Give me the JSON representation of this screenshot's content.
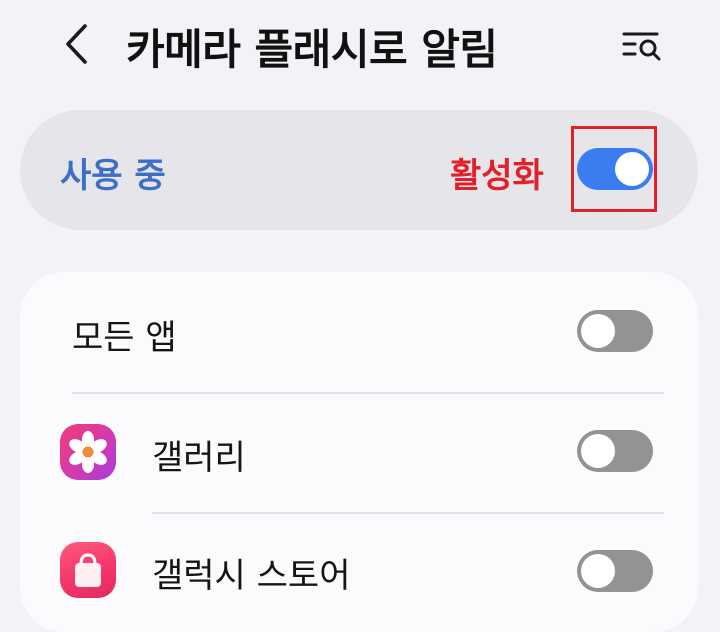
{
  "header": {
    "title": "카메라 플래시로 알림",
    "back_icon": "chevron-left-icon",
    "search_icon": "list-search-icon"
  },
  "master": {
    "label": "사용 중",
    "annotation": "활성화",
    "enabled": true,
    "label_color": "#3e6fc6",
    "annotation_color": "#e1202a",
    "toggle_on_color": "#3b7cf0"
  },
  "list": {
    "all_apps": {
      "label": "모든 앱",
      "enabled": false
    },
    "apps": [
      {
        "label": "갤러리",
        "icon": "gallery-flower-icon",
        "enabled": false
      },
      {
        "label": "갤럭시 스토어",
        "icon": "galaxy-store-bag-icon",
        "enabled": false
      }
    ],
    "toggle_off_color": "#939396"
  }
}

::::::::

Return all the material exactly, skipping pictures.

Give me the JSON representation of this screenshot's content.
{
  "header": {
    "title": "카메라 플래시로 알림",
    "back_icon": "chevron-left-icon",
    "search_icon": "list-search-icon"
  },
  "master": {
    "label": "사용 중",
    "annotation": "활성화",
    "enabled": true,
    "label_color": "#3e6fc6",
    "annotation_color": "#e1202a",
    "toggle_on_color": "#3b7cf0"
  },
  "list": {
    "all_apps": {
      "label": "모든 앱",
      "enabled": false
    },
    "apps": [
      {
        "label": "갤러리",
        "icon": "gallery-flower-icon",
        "enabled": false
      },
      {
        "label": "갤럭시 스토어",
        "icon": "galaxy-store-bag-icon",
        "enabled": false
      }
    ],
    "toggle_off_color": "#939396"
  }
}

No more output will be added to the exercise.